* [YOUR GOAL]
If a line of the data below holds the string "diamond", copy it.

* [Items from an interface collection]
:::

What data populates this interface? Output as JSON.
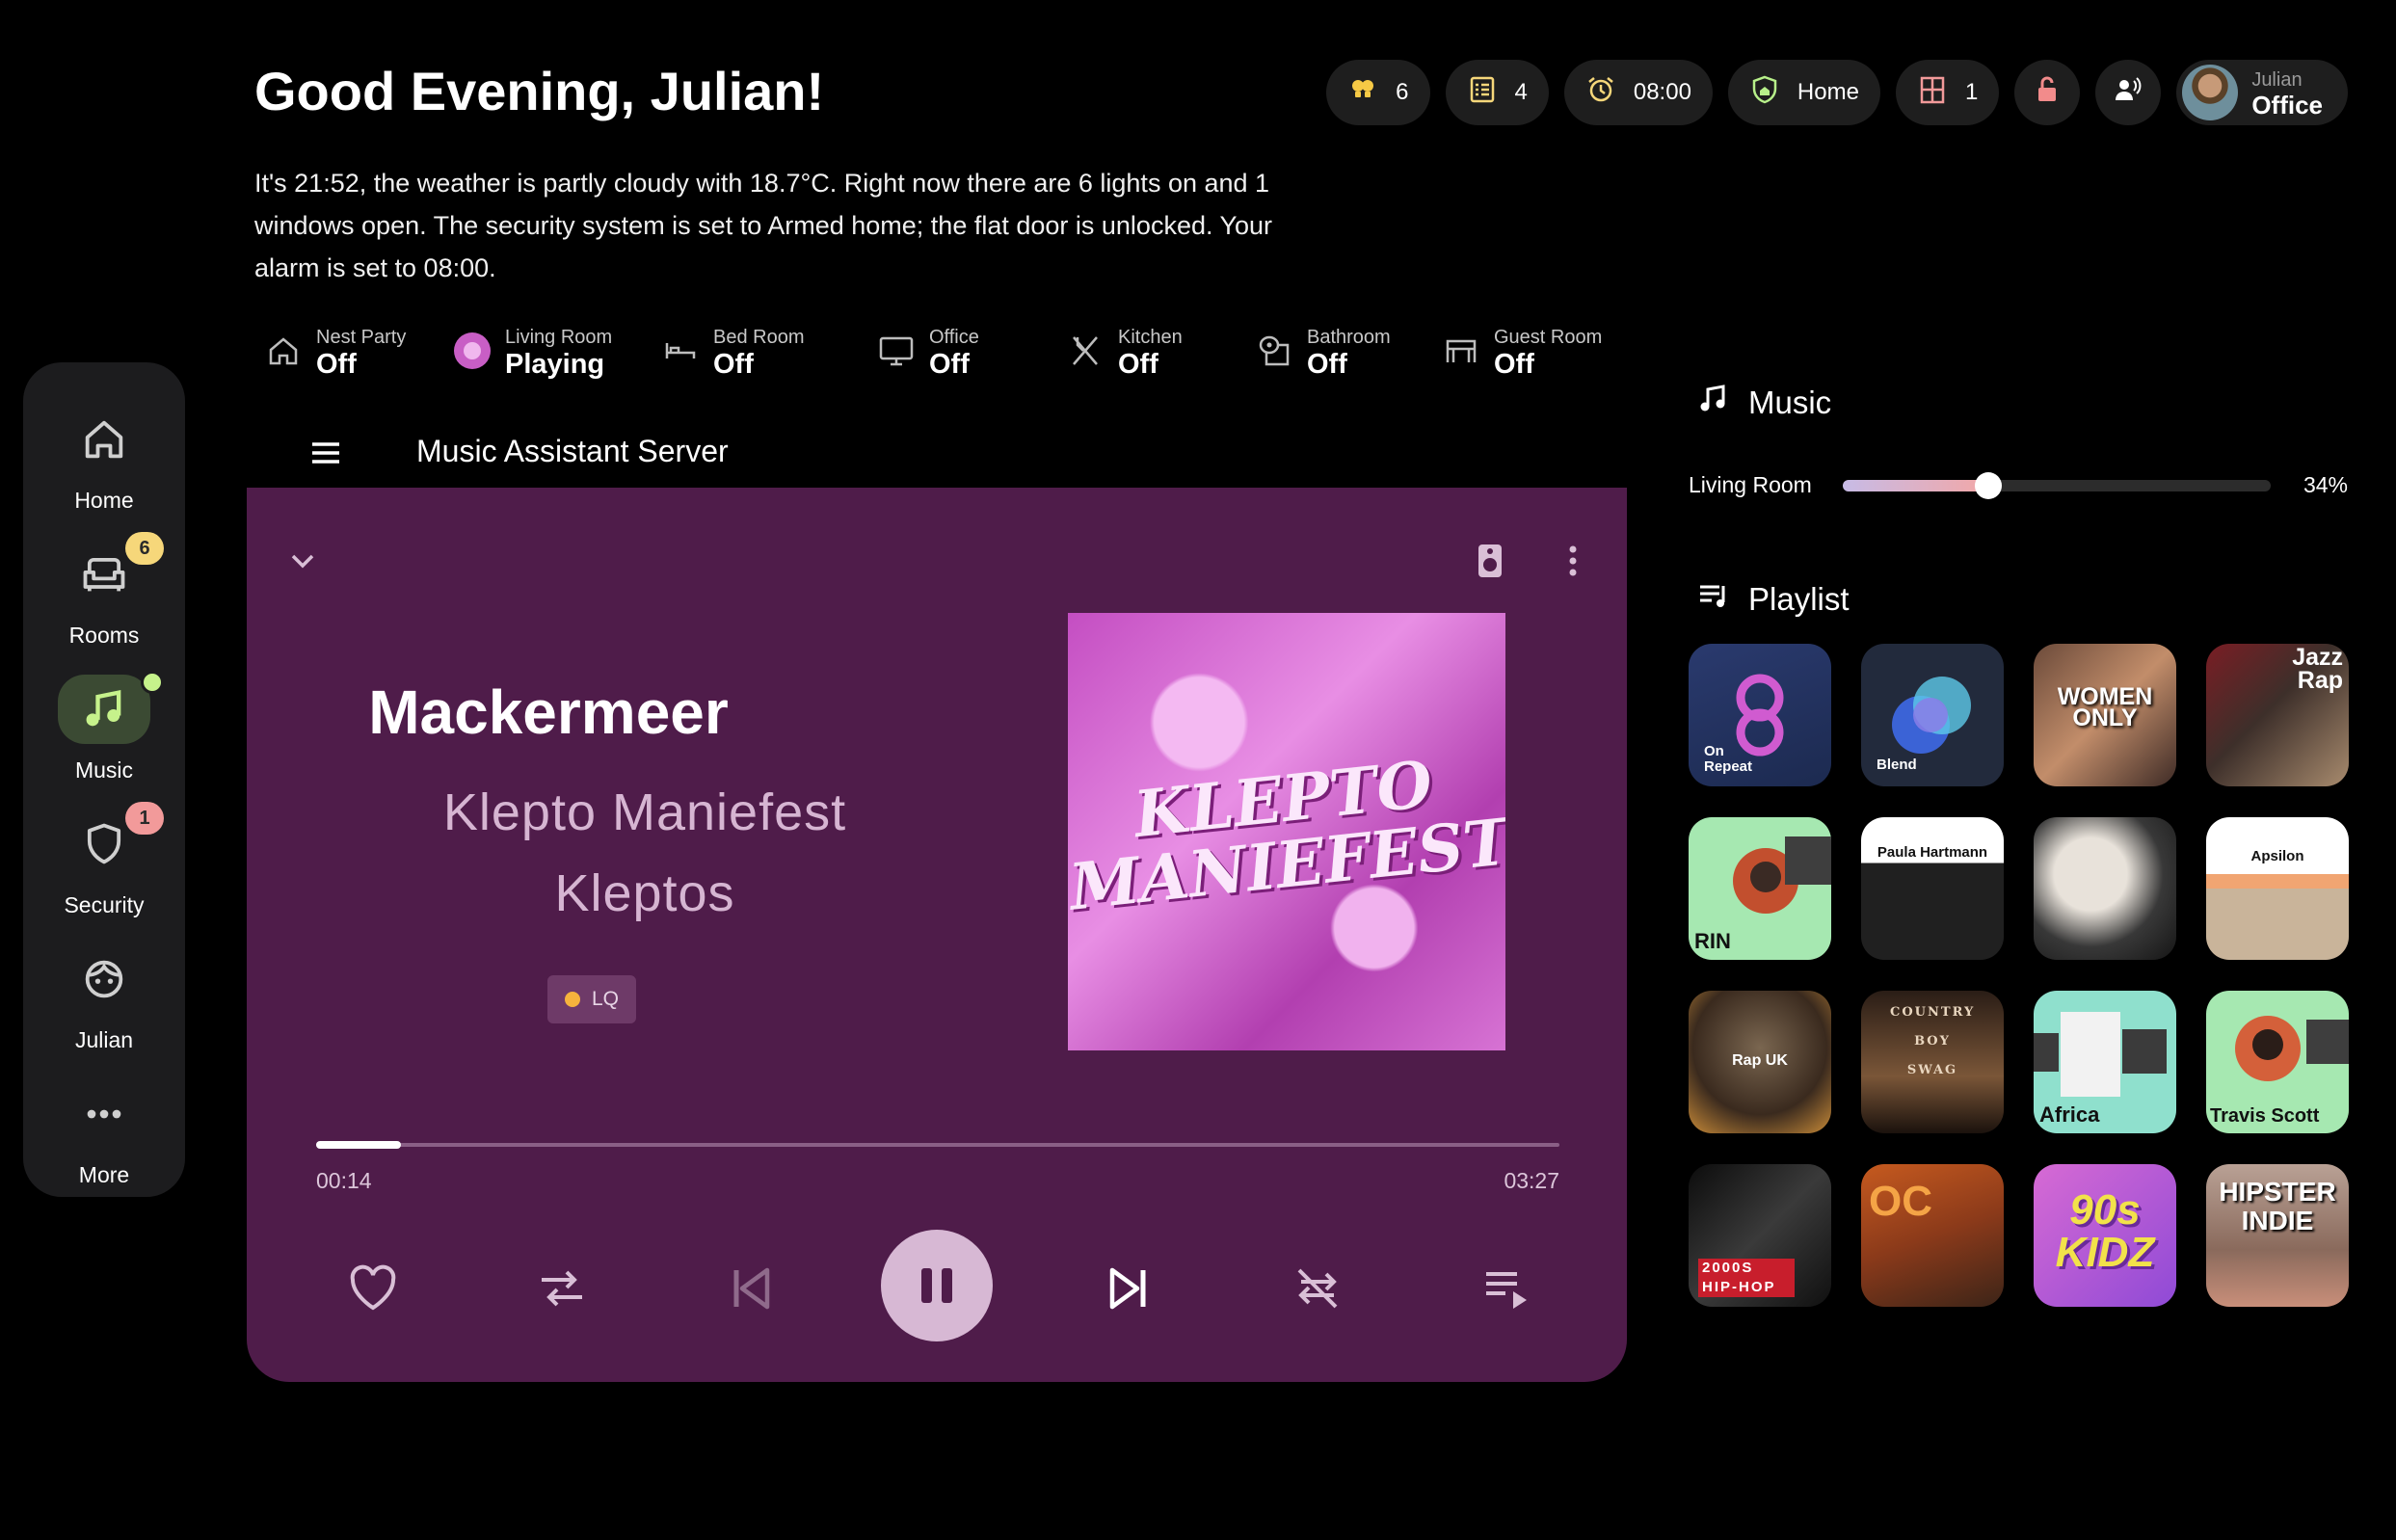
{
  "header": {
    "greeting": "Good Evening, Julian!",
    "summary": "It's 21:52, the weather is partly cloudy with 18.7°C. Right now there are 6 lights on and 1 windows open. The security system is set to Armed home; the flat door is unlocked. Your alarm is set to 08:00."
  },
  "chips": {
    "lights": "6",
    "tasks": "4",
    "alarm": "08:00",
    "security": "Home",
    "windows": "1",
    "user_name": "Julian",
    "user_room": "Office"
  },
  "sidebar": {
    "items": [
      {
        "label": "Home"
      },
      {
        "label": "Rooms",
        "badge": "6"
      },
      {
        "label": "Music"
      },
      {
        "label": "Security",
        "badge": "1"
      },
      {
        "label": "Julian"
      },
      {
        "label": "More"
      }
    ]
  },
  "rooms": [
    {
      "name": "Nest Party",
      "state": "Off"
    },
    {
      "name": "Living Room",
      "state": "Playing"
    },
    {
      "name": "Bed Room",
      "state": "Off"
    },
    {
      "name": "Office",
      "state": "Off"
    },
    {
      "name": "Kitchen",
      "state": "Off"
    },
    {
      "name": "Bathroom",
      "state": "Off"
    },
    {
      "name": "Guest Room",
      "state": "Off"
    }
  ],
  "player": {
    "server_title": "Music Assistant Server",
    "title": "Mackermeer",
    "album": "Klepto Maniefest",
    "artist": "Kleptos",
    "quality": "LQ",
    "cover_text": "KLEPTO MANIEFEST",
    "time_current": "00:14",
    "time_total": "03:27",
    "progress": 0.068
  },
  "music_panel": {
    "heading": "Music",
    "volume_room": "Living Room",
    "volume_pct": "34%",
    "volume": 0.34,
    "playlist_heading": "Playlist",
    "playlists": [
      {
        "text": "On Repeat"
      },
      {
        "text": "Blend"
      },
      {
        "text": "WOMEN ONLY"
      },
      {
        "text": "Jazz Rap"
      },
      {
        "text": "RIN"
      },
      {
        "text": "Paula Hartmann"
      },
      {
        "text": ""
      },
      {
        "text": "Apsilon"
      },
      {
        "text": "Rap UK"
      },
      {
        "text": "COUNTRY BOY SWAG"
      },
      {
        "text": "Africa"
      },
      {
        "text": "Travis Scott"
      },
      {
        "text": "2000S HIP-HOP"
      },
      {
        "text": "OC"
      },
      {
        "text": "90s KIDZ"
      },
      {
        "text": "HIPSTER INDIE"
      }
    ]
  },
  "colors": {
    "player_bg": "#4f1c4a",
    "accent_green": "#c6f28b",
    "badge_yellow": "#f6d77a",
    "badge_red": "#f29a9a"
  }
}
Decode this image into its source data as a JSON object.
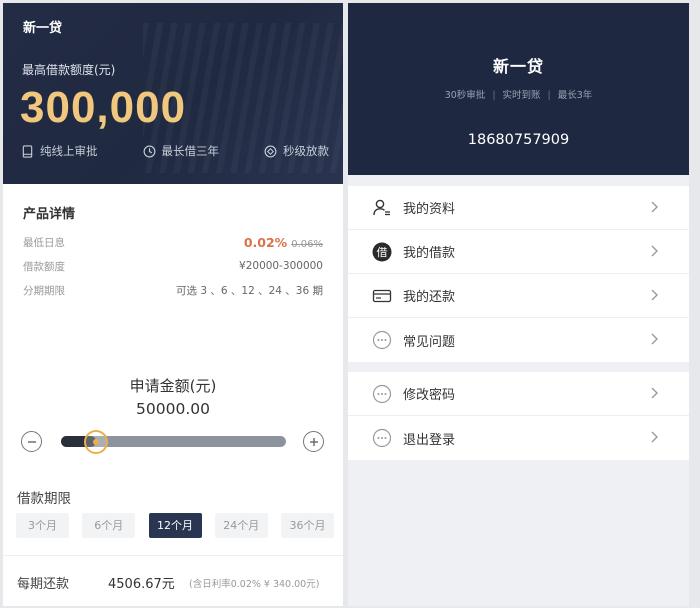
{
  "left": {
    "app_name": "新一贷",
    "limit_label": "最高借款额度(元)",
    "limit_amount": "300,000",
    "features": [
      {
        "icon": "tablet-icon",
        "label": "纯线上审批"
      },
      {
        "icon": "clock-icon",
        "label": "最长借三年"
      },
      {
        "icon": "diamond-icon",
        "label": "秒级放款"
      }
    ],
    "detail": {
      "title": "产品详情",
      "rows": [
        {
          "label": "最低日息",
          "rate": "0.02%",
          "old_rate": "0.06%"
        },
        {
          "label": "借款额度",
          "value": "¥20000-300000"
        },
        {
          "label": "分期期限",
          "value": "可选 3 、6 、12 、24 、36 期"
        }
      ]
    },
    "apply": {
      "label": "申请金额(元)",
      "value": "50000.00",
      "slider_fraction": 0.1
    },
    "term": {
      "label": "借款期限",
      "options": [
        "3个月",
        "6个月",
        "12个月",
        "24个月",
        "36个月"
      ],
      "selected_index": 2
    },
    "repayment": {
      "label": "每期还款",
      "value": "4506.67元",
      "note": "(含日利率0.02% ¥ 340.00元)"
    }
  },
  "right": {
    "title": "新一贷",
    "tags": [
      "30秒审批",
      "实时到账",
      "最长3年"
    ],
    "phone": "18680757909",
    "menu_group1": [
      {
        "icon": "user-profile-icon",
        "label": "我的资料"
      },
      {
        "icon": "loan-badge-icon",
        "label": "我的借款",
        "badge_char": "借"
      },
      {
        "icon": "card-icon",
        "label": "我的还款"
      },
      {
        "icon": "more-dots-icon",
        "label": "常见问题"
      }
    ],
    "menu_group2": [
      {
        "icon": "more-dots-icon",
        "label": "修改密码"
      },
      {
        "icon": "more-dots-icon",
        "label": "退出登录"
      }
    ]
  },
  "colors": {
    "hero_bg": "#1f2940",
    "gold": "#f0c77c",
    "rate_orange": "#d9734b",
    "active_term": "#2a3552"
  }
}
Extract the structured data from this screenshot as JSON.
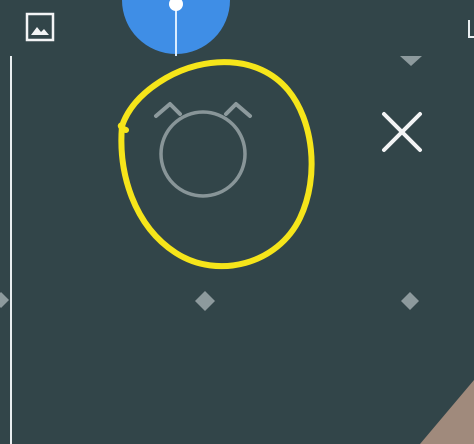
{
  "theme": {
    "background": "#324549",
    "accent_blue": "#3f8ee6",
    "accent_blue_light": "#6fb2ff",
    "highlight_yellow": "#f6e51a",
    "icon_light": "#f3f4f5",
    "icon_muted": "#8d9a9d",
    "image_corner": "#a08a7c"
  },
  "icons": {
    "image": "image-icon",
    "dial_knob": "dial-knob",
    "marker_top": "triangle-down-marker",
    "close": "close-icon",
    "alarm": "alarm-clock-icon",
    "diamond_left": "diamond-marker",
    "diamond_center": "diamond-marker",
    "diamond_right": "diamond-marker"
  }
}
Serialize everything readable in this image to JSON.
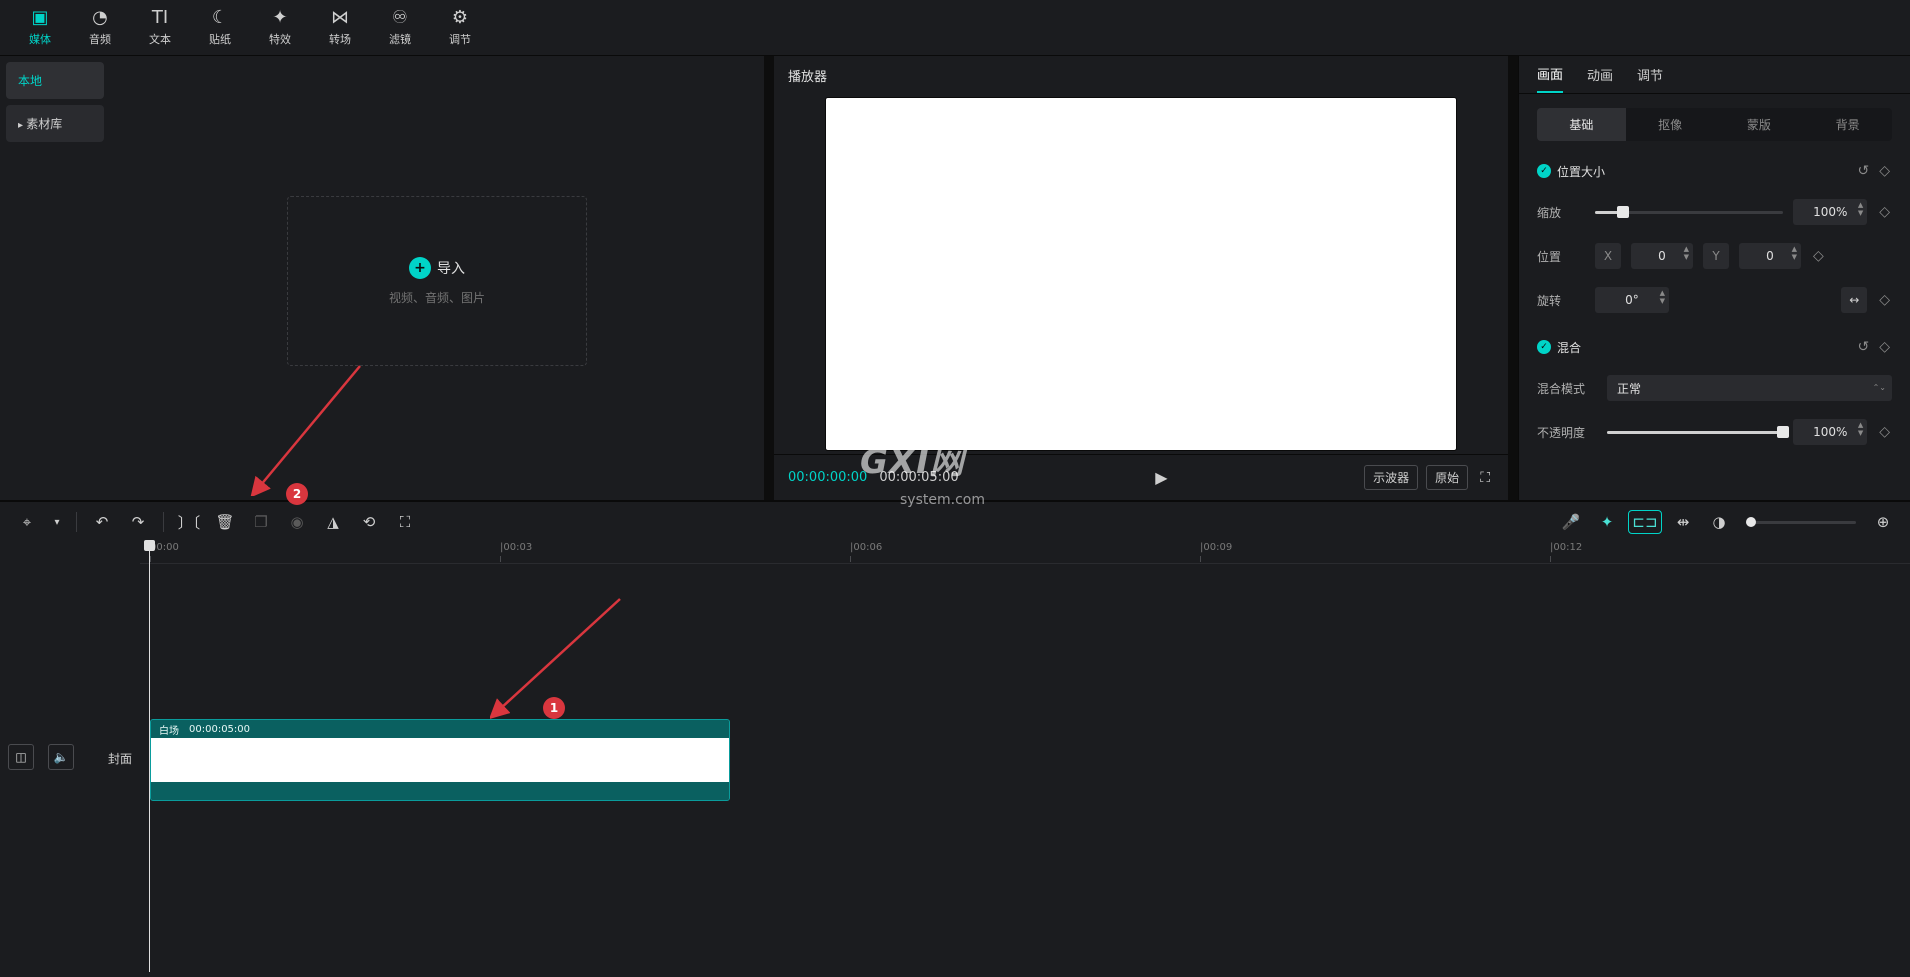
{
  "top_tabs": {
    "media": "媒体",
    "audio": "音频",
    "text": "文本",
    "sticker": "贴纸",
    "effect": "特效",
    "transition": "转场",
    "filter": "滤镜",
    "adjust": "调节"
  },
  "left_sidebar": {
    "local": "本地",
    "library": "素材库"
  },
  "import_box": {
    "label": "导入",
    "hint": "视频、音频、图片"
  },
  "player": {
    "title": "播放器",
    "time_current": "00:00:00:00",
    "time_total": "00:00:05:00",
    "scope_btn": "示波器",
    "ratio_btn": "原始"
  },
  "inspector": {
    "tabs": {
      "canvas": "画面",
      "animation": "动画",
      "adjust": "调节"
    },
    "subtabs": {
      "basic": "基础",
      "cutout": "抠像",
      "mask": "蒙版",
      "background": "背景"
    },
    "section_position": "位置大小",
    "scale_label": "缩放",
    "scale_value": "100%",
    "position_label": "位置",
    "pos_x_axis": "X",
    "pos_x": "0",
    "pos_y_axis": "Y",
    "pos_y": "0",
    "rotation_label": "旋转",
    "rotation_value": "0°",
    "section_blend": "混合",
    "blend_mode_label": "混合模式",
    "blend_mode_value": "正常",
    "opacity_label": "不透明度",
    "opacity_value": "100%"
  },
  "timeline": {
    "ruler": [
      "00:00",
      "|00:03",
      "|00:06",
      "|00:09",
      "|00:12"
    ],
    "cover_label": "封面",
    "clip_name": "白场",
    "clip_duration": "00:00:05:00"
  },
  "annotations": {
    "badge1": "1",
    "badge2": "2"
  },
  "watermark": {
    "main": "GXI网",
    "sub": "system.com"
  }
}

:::

* [WRITTEN ANSWER]
        "icon": "diamond-icon",
    "diamond_left": "diamond-marker",
    "diamond_center": "diamond-marker",
    "diamond_right": "diamond-marker"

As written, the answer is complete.